TASK PROMPT: For every line in the records below that holds "true", make a copy.

SOURCE INFORMATION:
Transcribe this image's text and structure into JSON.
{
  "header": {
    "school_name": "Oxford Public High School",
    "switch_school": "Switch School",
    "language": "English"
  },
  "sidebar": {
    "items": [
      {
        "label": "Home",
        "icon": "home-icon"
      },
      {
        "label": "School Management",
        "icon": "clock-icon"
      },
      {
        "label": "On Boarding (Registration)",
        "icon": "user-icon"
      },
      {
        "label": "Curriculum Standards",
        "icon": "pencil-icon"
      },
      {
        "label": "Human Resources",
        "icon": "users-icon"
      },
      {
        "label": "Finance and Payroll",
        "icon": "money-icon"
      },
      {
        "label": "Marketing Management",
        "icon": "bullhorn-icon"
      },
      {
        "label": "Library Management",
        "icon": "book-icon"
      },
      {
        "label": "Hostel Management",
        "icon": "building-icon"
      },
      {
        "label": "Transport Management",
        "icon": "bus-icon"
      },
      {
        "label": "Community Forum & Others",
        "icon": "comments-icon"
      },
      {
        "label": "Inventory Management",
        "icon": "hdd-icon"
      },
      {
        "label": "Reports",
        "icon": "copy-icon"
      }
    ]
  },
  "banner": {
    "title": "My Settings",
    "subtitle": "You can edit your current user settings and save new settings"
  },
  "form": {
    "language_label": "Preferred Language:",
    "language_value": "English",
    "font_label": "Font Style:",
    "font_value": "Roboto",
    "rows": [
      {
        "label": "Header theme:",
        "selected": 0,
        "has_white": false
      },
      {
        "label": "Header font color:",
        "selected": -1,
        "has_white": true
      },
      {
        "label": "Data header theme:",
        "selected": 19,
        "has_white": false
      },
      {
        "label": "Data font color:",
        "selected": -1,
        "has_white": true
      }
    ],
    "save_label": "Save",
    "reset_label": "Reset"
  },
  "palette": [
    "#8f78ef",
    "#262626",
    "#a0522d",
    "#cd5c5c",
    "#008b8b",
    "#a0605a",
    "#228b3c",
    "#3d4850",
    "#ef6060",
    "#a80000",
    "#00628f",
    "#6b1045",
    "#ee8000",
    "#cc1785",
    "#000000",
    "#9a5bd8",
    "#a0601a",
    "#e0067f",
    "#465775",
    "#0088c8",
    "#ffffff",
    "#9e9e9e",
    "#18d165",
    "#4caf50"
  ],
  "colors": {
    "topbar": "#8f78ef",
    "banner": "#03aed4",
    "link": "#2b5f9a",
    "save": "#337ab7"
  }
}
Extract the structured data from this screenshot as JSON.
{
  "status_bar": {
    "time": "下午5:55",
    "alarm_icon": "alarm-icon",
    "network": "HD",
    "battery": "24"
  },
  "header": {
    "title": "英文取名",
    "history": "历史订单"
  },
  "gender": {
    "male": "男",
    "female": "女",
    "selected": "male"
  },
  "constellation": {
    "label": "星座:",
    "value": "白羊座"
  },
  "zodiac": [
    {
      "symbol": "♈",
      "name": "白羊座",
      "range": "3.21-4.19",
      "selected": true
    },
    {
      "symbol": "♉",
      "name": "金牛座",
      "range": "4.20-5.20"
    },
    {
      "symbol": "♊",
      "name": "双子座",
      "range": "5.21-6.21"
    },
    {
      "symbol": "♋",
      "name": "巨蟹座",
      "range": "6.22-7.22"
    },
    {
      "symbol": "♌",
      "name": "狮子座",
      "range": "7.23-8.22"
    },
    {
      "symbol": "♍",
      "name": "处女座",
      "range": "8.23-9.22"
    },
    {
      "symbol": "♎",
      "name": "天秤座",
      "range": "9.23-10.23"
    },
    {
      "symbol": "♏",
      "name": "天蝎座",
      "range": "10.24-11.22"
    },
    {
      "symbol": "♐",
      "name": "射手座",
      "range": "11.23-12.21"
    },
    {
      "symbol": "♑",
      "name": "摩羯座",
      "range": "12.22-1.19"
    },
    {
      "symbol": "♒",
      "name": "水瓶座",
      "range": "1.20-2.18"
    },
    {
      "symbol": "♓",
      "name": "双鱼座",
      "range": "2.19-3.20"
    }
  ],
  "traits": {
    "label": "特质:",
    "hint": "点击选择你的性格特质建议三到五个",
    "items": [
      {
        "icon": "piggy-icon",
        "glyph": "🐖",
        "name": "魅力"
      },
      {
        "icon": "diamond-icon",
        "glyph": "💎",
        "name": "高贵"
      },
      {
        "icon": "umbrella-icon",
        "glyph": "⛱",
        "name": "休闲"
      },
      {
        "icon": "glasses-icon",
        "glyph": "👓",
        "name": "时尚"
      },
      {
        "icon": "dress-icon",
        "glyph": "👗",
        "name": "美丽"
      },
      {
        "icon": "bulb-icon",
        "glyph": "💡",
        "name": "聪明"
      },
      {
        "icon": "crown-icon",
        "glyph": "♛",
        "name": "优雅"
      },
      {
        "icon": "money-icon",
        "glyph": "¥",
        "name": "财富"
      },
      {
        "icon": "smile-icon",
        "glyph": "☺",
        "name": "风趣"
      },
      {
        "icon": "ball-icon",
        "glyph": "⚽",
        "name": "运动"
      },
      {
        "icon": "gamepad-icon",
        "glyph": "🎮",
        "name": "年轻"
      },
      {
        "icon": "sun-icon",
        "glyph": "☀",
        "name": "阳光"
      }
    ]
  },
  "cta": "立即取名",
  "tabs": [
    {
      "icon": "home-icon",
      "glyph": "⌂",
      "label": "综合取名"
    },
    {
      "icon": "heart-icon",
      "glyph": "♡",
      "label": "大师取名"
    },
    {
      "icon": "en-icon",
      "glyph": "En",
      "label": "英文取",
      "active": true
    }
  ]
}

SOLUTION TO THE EXERCISE:
        "has_white": true
        "has_white": true
      "selected": true
      "active": true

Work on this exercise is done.